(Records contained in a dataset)
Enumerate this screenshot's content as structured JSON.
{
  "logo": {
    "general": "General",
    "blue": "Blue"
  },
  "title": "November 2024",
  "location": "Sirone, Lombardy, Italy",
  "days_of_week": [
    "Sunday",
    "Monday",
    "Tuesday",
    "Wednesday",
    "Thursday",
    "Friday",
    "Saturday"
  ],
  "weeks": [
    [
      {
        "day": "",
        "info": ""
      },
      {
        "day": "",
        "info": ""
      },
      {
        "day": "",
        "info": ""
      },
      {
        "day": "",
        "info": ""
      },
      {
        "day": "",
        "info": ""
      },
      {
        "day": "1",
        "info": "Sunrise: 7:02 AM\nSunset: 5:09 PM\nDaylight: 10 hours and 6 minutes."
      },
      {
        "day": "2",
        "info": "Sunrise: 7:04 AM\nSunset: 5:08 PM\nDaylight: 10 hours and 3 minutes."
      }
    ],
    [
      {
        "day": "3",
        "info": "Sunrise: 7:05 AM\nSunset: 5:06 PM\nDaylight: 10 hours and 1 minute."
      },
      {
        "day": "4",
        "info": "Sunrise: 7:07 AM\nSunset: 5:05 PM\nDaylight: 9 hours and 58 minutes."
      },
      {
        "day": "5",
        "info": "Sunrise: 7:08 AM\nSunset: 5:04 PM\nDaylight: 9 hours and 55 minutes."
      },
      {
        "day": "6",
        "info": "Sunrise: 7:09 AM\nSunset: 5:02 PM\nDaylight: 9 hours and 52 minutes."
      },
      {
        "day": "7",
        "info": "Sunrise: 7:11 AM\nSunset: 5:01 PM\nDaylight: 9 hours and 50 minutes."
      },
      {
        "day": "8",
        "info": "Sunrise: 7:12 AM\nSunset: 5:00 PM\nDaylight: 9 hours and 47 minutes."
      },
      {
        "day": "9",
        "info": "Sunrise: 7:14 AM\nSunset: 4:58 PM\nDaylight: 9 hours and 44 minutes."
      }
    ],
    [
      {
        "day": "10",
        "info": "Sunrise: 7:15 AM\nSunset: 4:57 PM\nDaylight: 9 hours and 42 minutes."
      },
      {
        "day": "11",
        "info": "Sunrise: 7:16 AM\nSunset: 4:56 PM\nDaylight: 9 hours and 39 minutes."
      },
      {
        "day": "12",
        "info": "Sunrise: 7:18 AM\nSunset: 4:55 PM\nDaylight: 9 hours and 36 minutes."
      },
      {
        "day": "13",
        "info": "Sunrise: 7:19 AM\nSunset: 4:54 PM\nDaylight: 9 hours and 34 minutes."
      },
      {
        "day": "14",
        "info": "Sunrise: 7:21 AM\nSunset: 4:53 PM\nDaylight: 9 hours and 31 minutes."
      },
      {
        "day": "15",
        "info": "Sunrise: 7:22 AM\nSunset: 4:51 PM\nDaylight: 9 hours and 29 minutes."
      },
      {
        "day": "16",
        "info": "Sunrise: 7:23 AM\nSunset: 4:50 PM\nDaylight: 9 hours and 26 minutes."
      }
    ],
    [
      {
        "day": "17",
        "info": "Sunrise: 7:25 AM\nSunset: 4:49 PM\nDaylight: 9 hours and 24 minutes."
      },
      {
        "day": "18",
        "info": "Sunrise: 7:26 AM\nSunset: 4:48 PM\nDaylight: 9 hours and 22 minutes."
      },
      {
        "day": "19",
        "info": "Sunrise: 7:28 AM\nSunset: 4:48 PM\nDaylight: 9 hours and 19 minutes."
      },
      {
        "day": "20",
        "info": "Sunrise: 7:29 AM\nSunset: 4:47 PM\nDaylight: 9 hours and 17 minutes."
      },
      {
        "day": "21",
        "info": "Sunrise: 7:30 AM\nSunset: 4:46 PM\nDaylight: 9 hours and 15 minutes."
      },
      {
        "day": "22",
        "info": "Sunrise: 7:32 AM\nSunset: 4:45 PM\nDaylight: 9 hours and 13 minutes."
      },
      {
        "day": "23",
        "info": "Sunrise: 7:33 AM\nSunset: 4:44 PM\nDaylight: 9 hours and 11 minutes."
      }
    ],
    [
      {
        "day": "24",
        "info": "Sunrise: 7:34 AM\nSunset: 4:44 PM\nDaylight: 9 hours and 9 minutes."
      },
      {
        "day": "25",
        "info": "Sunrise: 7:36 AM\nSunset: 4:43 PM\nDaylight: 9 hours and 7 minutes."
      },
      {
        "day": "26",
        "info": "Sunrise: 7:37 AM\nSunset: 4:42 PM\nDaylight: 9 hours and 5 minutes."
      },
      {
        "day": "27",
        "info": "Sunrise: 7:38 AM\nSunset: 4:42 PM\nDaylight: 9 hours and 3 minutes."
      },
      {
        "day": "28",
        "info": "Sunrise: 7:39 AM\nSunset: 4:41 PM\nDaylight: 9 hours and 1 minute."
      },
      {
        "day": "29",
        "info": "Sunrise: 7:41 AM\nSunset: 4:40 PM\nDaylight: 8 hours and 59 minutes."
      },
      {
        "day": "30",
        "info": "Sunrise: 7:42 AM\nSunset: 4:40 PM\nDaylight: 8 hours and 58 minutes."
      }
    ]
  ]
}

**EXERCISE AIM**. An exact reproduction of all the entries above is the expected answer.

**RESPONSE AREA**.
Enumerate this screenshot's content as structured JSON.
{
  "logo": {
    "general": "General",
    "blue": "Blue"
  },
  "title": "November 2024",
  "location": "Sirone, Lombardy, Italy",
  "days_of_week": [
    "Sunday",
    "Monday",
    "Tuesday",
    "Wednesday",
    "Thursday",
    "Friday",
    "Saturday"
  ],
  "weeks": [
    [
      {
        "day": "",
        "info": ""
      },
      {
        "day": "",
        "info": ""
      },
      {
        "day": "",
        "info": ""
      },
      {
        "day": "",
        "info": ""
      },
      {
        "day": "",
        "info": ""
      },
      {
        "day": "1",
        "info": "Sunrise: 7:02 AM\nSunset: 5:09 PM\nDaylight: 10 hours and 6 minutes."
      },
      {
        "day": "2",
        "info": "Sunrise: 7:04 AM\nSunset: 5:08 PM\nDaylight: 10 hours and 3 minutes."
      }
    ],
    [
      {
        "day": "3",
        "info": "Sunrise: 7:05 AM\nSunset: 5:06 PM\nDaylight: 10 hours and 1 minute."
      },
      {
        "day": "4",
        "info": "Sunrise: 7:07 AM\nSunset: 5:05 PM\nDaylight: 9 hours and 58 minutes."
      },
      {
        "day": "5",
        "info": "Sunrise: 7:08 AM\nSunset: 5:04 PM\nDaylight: 9 hours and 55 minutes."
      },
      {
        "day": "6",
        "info": "Sunrise: 7:09 AM\nSunset: 5:02 PM\nDaylight: 9 hours and 52 minutes."
      },
      {
        "day": "7",
        "info": "Sunrise: 7:11 AM\nSunset: 5:01 PM\nDaylight: 9 hours and 50 minutes."
      },
      {
        "day": "8",
        "info": "Sunrise: 7:12 AM\nSunset: 5:00 PM\nDaylight: 9 hours and 47 minutes."
      },
      {
        "day": "9",
        "info": "Sunrise: 7:14 AM\nSunset: 4:58 PM\nDaylight: 9 hours and 44 minutes."
      }
    ],
    [
      {
        "day": "10",
        "info": "Sunrise: 7:15 AM\nSunset: 4:57 PM\nDaylight: 9 hours and 42 minutes."
      },
      {
        "day": "11",
        "info": "Sunrise: 7:16 AM\nSunset: 4:56 PM\nDaylight: 9 hours and 39 minutes."
      },
      {
        "day": "12",
        "info": "Sunrise: 7:18 AM\nSunset: 4:55 PM\nDaylight: 9 hours and 36 minutes."
      },
      {
        "day": "13",
        "info": "Sunrise: 7:19 AM\nSunset: 4:54 PM\nDaylight: 9 hours and 34 minutes."
      },
      {
        "day": "14",
        "info": "Sunrise: 7:21 AM\nSunset: 4:53 PM\nDaylight: 9 hours and 31 minutes."
      },
      {
        "day": "15",
        "info": "Sunrise: 7:22 AM\nSunset: 4:51 PM\nDaylight: 9 hours and 29 minutes."
      },
      {
        "day": "16",
        "info": "Sunrise: 7:23 AM\nSunset: 4:50 PM\nDaylight: 9 hours and 26 minutes."
      }
    ],
    [
      {
        "day": "17",
        "info": "Sunrise: 7:25 AM\nSunset: 4:49 PM\nDaylight: 9 hours and 24 minutes."
      },
      {
        "day": "18",
        "info": "Sunrise: 7:26 AM\nSunset: 4:48 PM\nDaylight: 9 hours and 22 minutes."
      },
      {
        "day": "19",
        "info": "Sunrise: 7:28 AM\nSunset: 4:48 PM\nDaylight: 9 hours and 19 minutes."
      },
      {
        "day": "20",
        "info": "Sunrise: 7:29 AM\nSunset: 4:47 PM\nDaylight: 9 hours and 17 minutes."
      },
      {
        "day": "21",
        "info": "Sunrise: 7:30 AM\nSunset: 4:46 PM\nDaylight: 9 hours and 15 minutes."
      },
      {
        "day": "22",
        "info": "Sunrise: 7:32 AM\nSunset: 4:45 PM\nDaylight: 9 hours and 13 minutes."
      },
      {
        "day": "23",
        "info": "Sunrise: 7:33 AM\nSunset: 4:44 PM\nDaylight: 9 hours and 11 minutes."
      }
    ],
    [
      {
        "day": "24",
        "info": "Sunrise: 7:34 AM\nSunset: 4:44 PM\nDaylight: 9 hours and 9 minutes."
      },
      {
        "day": "25",
        "info": "Sunrise: 7:36 AM\nSunset: 4:43 PM\nDaylight: 9 hours and 7 minutes."
      },
      {
        "day": "26",
        "info": "Sunrise: 7:37 AM\nSunset: 4:42 PM\nDaylight: 9 hours and 5 minutes."
      },
      {
        "day": "27",
        "info": "Sunrise: 7:38 AM\nSunset: 4:42 PM\nDaylight: 9 hours and 3 minutes."
      },
      {
        "day": "28",
        "info": "Sunrise: 7:39 AM\nSunset: 4:41 PM\nDaylight: 9 hours and 1 minute."
      },
      {
        "day": "29",
        "info": "Sunrise: 7:41 AM\nSunset: 4:40 PM\nDaylight: 8 hours and 59 minutes."
      },
      {
        "day": "30",
        "info": "Sunrise: 7:42 AM\nSunset: 4:40 PM\nDaylight: 8 hours and 58 minutes."
      }
    ]
  ]
}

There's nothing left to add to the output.